Cannabinoid Hyperemesis Syndrome With Pneumothorax and Pneumomediastinum
An 18-year-old boy presented to the emergency department (ED) with sudden-onset nausea, retrosternal chest pain, and vomiting that had been occurring more than 10 times a day for the last 4 days. The night before the onset of symptoms, he had smoked 8 blunts (hollowed out cigars filled with marijuana), had taken half a tablet of ecstasy (3,4-methylenedioxy-N-methylamphetamine, or MDMA), and had drunk a cup of vodka. The next morning, he developed a sore throat followed by nausea and vomiting. He admitted to the use of 15 to 20 marijuana blunts per day for the last 4 years with occasional use of alcohol and ecstasy.
Physical examination findings were unremarkable except for mild epigastric tenderness. Urinalysis was positive for cannabinoids. Results of a serum electrolyte panel showed a potassium level of 3 mEq/L and a bicarbonate level of 27 mEq/L. Results of chest radiography and computed tomography showed a small left apical pneumothorax (A) and pneumomediastinum extending from the base of neck to the distal esophagus and laterally into the left axilla (B). Esophagography results were unremarkable.

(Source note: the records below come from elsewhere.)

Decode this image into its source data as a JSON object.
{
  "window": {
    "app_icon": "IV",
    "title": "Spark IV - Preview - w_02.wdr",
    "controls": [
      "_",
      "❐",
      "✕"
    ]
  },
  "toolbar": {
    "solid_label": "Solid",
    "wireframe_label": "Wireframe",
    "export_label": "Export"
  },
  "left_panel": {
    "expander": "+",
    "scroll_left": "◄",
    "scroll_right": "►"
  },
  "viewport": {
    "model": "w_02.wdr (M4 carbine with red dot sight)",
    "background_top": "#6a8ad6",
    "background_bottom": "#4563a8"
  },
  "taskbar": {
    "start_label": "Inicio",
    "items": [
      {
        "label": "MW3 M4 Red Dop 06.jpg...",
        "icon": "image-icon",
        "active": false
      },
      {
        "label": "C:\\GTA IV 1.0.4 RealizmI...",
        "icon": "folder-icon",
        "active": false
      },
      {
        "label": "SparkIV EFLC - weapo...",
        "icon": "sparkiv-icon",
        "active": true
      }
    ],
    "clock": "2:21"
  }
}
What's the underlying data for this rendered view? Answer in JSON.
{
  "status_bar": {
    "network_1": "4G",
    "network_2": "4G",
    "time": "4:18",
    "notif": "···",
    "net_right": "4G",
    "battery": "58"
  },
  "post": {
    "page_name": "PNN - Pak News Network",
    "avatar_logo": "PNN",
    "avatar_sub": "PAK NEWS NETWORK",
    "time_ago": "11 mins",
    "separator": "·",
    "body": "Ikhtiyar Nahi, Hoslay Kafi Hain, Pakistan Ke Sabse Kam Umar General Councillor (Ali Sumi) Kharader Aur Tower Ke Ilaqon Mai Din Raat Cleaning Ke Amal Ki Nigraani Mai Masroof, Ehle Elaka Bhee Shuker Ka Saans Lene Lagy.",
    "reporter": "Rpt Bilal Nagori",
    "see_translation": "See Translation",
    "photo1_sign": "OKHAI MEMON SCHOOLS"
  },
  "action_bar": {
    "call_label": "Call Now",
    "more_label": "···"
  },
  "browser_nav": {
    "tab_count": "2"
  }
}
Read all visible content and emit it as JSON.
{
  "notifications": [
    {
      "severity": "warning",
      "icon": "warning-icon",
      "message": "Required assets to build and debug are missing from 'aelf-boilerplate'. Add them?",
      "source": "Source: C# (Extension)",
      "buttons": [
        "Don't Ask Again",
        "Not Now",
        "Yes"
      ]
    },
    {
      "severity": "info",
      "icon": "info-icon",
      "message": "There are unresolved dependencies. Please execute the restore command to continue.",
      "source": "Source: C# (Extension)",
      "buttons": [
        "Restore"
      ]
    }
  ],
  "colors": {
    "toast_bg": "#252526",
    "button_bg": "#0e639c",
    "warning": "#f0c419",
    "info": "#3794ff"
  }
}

After symptomatic management with intravenous fluids and antiemetics, the patient improved and was discharged after 3 days. With complete abstinence from marijuana, he remained asymptomatic for the next 3 months. Thereafter, he began using marijuana again; he presented to the ED with 3 days of cyclical vomiting, which was managed conservatively. A year and a half has passed since then, and the patient has remained asymptomatic.
To our knowledge, this is the first reported case of cannabinoid hyperemesis syndrome (CHS) with pneumothorax and pneumomediastinum. Traditionally, cannabinoids have been used for their antiemetic properties, which are mediated by the cannabinoid receptor CB1 and can get downregulated with chronic use.1 The stimulation of CB1 receptors in the gastrointestinal mucosa can suppress gastric emptying in a dose-dependent manner,2 which may contribute to the pain and vomiting seen in CHS.
Our patient’s pneumothorax and pneumomediastinum may have resulted from the rupture of a subpleural bulla caused by forceful vomiting.
1.Darmani NA, Crim JL. Delta-9-tetrahydrocannabinol differentially suppresses emesis versus enhanced locomotor activity produced by chemically diverse dopamine D2/D3 receptor agonists in the least shrew (Cryptotis parva). Pharmacol Biochem Behav. 2005;80(1):35-44.
2.McCallum RW, Soykan I, Sridhar KR, Ricci DA, Lange RC, Plankey MW. Delta-9-tetrahydrocannabinol delays the gastric emptying of solid food in humans: a double-blind, randomized study. Aliment Pharmacol Ther. 1999;13(1):77-80.